(ACTIVITY) Look through the listing for the string "this" and copy out every line that holds it.

(SUPPLIED RECORDS)

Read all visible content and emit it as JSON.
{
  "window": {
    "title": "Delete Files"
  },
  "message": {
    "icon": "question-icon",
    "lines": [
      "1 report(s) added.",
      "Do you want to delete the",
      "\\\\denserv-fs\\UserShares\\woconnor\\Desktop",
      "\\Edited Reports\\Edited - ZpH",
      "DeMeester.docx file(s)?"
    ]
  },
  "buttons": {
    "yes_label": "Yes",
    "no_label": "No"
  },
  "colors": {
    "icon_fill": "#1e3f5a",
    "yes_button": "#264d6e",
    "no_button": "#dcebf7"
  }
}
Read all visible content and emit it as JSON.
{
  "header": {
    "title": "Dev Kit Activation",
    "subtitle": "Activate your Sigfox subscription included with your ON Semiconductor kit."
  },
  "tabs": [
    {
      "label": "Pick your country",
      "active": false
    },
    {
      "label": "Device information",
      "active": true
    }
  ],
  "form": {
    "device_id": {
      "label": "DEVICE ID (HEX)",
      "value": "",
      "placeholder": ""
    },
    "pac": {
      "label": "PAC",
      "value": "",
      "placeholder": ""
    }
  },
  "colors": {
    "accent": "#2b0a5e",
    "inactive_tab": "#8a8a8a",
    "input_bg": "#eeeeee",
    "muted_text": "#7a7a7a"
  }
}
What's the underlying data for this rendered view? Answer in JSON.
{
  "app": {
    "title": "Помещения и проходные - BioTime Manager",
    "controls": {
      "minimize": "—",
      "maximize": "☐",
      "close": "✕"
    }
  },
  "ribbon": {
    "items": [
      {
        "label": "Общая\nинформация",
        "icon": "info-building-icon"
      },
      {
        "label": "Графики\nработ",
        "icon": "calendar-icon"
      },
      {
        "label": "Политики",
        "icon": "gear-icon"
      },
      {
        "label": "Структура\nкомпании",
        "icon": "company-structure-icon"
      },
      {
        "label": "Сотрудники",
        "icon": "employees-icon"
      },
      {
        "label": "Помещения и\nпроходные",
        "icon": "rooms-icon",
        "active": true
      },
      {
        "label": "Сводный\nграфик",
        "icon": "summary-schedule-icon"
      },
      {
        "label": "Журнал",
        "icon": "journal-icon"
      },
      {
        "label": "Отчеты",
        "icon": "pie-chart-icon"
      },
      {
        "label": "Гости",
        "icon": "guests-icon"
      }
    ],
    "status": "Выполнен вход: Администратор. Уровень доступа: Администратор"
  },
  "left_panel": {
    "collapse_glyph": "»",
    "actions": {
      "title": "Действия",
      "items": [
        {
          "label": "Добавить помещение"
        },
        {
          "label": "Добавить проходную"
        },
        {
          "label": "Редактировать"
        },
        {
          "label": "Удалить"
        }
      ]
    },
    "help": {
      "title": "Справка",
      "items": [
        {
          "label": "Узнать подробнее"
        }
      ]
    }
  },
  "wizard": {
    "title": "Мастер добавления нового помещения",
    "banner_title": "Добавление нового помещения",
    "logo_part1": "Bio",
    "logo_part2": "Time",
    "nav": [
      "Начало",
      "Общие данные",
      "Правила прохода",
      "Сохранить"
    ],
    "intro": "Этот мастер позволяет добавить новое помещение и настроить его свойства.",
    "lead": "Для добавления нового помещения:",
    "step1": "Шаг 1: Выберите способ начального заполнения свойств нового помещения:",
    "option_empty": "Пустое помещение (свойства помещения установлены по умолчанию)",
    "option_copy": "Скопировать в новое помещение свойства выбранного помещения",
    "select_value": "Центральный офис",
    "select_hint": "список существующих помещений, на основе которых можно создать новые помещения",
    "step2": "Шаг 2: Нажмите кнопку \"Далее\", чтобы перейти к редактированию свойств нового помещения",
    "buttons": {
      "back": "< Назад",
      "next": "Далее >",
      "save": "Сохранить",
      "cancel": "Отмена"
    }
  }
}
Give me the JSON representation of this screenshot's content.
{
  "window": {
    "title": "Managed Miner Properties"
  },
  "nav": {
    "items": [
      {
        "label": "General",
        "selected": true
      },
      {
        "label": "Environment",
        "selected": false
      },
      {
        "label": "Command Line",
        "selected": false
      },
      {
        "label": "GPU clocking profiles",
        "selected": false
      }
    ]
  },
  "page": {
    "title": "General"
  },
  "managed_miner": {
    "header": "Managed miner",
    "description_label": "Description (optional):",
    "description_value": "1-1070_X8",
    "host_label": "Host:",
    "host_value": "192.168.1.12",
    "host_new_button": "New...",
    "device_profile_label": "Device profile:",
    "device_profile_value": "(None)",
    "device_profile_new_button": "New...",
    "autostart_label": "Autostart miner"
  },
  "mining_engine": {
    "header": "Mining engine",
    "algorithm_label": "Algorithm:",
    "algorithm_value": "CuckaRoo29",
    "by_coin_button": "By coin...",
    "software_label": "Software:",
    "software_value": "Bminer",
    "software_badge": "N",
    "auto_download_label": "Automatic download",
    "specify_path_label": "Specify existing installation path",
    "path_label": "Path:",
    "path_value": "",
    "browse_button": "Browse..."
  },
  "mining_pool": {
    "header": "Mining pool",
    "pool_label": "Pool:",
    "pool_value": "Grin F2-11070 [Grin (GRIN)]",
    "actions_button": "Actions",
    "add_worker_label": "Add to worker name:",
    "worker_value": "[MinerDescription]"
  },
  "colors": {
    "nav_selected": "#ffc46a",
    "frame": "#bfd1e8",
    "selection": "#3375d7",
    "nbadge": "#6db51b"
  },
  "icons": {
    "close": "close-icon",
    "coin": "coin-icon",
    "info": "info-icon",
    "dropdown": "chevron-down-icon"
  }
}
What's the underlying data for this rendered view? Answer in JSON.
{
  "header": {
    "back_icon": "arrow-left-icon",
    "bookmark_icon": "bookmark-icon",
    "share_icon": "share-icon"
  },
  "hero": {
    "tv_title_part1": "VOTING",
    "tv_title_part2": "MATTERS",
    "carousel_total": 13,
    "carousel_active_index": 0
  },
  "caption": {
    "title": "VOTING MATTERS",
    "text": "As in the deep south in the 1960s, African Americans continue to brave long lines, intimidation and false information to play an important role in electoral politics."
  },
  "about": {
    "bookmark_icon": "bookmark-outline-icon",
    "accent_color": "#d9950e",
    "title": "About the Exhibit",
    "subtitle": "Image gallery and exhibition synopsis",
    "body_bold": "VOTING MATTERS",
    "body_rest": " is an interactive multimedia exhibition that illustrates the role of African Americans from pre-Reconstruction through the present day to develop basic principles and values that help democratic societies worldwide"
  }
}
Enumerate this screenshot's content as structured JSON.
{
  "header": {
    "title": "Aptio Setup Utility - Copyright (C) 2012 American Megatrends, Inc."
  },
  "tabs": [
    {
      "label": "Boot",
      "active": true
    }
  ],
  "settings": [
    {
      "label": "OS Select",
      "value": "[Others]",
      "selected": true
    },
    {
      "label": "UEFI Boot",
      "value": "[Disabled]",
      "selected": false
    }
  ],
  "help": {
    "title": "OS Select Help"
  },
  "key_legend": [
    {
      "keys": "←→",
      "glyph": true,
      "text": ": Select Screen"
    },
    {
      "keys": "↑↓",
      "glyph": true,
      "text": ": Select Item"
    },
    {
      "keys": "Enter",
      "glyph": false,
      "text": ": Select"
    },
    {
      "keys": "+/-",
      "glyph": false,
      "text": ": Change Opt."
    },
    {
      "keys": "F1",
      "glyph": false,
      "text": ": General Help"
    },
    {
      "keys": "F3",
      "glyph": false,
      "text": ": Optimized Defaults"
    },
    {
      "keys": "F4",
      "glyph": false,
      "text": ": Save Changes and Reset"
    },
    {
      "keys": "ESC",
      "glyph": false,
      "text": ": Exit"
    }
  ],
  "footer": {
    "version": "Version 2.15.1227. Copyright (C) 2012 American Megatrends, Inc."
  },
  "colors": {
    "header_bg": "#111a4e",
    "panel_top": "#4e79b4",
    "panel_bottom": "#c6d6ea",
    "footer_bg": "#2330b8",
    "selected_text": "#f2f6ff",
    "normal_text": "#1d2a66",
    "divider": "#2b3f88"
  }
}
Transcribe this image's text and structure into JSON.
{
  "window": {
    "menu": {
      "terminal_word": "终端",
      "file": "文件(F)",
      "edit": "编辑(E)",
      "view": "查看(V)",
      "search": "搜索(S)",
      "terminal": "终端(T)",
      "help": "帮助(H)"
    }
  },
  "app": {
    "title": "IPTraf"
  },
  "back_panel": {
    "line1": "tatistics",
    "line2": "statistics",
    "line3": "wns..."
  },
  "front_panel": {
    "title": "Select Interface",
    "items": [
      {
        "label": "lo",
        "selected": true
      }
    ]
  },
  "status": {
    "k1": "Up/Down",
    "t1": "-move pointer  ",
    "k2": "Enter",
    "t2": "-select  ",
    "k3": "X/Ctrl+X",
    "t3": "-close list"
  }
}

(OUTPUT OF THE EXERCISE)
What's the underlying data for this rendered view? Answer in JSON.
Give me the JSON representation of this screenshot's content.
What's the underlying data for this rendered view? Answer in JSON.
Enumerate this screenshot's content as structured JSON.
Transcribe this image's text and structure into JSON.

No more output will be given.